|From:||Representative Jim Cox|
|To:||All House members|
|Subject:||Occupational Licensure Reform|
States across the country have been reforming their criminal justice systems to be more efficient, effective, and economical. They have found ways to reduce prison populations while protecting crime victims and ensuring better outcomes for offenders. Each element of our criminal justice system requires a cost-benefit analysis to determine the benefit to public safety and the costs to our taxpayers.
I will soon re-introduce a bill to make modest reforms to our occupational license requirements so that former criminal offenders can make a living with their skills and not reenter a life of crime. The opportunity to do meaningful work addresses a major risk factor for recidivism, thereby adding to public safety. Meanwhile, there are also economic advantages to reducing these barriers to reentry.

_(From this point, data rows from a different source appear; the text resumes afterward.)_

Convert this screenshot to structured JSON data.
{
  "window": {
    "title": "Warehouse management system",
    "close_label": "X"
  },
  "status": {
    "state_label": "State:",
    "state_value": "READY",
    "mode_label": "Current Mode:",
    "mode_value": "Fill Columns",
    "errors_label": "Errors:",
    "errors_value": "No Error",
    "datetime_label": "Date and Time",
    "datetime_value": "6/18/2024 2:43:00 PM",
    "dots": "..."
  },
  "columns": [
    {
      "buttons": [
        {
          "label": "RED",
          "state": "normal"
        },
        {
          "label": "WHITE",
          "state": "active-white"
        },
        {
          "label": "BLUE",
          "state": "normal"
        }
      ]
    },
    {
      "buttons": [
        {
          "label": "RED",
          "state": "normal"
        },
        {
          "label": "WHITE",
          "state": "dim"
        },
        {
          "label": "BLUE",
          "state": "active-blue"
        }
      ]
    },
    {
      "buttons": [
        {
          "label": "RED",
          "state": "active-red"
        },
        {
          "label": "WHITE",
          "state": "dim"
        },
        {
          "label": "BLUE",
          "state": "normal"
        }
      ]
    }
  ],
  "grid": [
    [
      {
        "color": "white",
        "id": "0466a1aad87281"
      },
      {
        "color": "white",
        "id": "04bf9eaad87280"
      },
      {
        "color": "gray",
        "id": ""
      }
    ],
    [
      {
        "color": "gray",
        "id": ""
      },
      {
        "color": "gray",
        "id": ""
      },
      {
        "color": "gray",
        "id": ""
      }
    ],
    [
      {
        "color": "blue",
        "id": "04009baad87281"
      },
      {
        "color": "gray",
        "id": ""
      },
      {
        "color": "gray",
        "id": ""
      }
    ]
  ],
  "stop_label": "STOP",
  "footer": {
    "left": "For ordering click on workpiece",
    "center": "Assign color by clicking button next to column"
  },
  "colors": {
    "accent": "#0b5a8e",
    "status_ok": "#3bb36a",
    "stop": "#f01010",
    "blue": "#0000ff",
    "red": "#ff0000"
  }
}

Although certain occupational licensure rules protect the public from dangerous or incompetent practitioners, others offer little or no protection for consumers and simply create an artificial shortage of competition in the marketplace. If a former criminal offender wishes to practice a licensed profession or trade, the offense committed in the past should not affect the offender’s occupational license unless the offense was related to the profession or trade. Otherwise, the license restriction imposes additional punishment, reduces competition in the profession, and offers no added protection to consumers or crime victims.
This bill will eliminate the automatic bar to holding an occupational license for those with certain offenses. The licensure boards will be able to consider a felony or misdemeanor only if the offense relates to the profession or trade. Current language in Section 9124 of Title 18 already recognizes that criminal offenses should relate to the profession in order to be considered. The bill will make this statute internally consistent and will also eliminate the automatic 10-year felony bans for those seeking licenses to operate cranes or to practice massage therapy. All other requirements relating to the competence of the license applicant to practice the profession will remain in place.
Please join me in sponsoring this legislation to get offenders back to work in licensed professions.
Prior co-sponsors include: Hershey, Hill-Evans, Rothman, and Schlossberg
Introduced as HB1992